With the default configuration, your ZK chain is not running a prover, and has a DummyExecutor contract, which mainly “accepts” that a batch is executed without proof. This enables you to test it with much lower hardware requirements.

To enable the prover, run the zk_inception prover init command. It will guide through the necessary configuration.

There are two options for running the Boojum prover: in GPU, or in CPU.

Running a prover is not required for deploying a testnet. The requirements below are only necessary if you want to enable the prover.

Requirements for GPU Prover

The docker compose file assumes you will be running all components in the same machine. The current minimum requirements for a low TPS scenario are:

  • 16 Core CPU
  • 64 GB of RAM
  • 300 GB of Disk Space (SSD preferred)

Requirements for CPU Prover

The docker compose file assumes you will be running all components in the same machine. The current minimum requirements for a low TPS scenario are:

  • 32 Core CPU
  • 128 GB of RAM
  • 700 of Disk Space (SSD preferred)


  • If you make changes to any contract, you can always deploy a new ZK chain to easily test those changes.
  • If you configure your ZK chain once, you don't need to do it again as the wizard allows you to use an existing config file.
  • For now, it is only possible to deploy a ZK chain as an L2, but soon it will also work as L3s.
  • When running the default local reth node, you have a set of rich wallets available to you.
  • If you face an issue compiling rust code (example <jemalloc>: Error allocating TSD) try removing the rust-toolchain file from the repo.
  • If you want to have a custom local base chain, you must ensure you have a database for your ZK chain, as well as the local RPC for your L1.
    • To run a Postgres 14 database for your ZK chain, execute the following:
      docker-compose -f docker-compose-zkstack-common.yml up -d postgres

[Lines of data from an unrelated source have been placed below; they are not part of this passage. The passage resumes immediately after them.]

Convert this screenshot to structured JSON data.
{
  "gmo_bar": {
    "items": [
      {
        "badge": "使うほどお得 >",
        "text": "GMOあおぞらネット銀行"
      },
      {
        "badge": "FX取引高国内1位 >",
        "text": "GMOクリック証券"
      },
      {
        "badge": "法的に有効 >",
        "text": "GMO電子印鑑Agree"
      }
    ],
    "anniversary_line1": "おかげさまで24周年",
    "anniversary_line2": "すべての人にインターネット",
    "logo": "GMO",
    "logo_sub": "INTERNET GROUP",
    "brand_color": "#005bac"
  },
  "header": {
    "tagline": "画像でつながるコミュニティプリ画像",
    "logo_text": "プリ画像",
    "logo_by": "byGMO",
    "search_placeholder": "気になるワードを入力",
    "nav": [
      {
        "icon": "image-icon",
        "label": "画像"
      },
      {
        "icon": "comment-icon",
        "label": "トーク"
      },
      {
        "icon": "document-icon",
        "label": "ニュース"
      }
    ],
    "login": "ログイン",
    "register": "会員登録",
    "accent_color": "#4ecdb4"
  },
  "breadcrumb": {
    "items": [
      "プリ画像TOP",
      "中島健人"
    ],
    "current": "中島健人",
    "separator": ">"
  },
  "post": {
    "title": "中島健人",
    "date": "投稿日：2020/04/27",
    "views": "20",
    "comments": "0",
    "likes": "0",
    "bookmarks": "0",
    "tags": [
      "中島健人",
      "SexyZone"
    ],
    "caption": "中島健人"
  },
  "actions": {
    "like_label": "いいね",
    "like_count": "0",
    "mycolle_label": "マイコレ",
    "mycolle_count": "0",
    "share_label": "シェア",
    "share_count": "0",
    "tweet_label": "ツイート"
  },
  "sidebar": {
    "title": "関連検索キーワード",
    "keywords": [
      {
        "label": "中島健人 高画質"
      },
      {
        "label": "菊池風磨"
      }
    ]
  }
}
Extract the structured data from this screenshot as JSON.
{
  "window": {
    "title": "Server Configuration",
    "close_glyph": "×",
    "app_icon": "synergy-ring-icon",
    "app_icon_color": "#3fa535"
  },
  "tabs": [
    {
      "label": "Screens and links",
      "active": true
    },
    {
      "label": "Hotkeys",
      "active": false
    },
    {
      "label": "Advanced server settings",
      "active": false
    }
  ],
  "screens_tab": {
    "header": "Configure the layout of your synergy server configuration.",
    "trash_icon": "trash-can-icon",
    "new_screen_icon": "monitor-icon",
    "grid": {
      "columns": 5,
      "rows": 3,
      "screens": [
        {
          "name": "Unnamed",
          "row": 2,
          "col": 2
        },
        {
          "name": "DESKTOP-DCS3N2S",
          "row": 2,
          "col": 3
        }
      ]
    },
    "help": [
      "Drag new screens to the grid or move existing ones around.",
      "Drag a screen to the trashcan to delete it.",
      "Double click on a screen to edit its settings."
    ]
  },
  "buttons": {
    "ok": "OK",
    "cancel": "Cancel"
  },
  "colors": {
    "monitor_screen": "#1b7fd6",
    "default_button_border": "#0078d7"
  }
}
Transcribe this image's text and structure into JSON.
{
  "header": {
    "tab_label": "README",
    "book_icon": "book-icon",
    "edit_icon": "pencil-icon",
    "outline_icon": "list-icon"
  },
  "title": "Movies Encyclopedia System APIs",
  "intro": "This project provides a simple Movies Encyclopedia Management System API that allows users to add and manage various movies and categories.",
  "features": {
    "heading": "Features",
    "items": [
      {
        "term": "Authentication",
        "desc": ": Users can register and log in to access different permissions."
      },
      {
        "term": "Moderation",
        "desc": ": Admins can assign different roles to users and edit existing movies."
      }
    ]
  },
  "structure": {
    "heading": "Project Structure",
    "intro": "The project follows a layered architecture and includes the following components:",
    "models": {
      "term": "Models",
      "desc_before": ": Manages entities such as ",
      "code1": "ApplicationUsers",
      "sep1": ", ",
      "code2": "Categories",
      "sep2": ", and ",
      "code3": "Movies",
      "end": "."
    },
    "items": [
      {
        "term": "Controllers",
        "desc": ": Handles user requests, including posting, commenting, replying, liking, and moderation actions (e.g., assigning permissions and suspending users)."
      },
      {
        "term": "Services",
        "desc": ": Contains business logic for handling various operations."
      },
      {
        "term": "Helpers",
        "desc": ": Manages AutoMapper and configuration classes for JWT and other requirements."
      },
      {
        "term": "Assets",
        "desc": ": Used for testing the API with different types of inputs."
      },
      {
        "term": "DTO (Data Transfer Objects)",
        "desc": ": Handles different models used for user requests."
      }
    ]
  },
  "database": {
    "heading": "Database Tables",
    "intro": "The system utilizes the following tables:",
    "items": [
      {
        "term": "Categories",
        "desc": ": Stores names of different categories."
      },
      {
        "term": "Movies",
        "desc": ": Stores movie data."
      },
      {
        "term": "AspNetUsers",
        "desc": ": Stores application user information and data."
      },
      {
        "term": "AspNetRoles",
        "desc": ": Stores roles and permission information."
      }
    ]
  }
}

In case you don't want to use the docker Postgres database above but another one you already have locally, make sure its version is 14 and it is running and accepts connections at postgres://postgres@localhost/zksync_local. You can test with:

psql -h localhost -U postgres -d postgres -c 'SELECT 1;'

Made with ❤️ by the ZKsync Community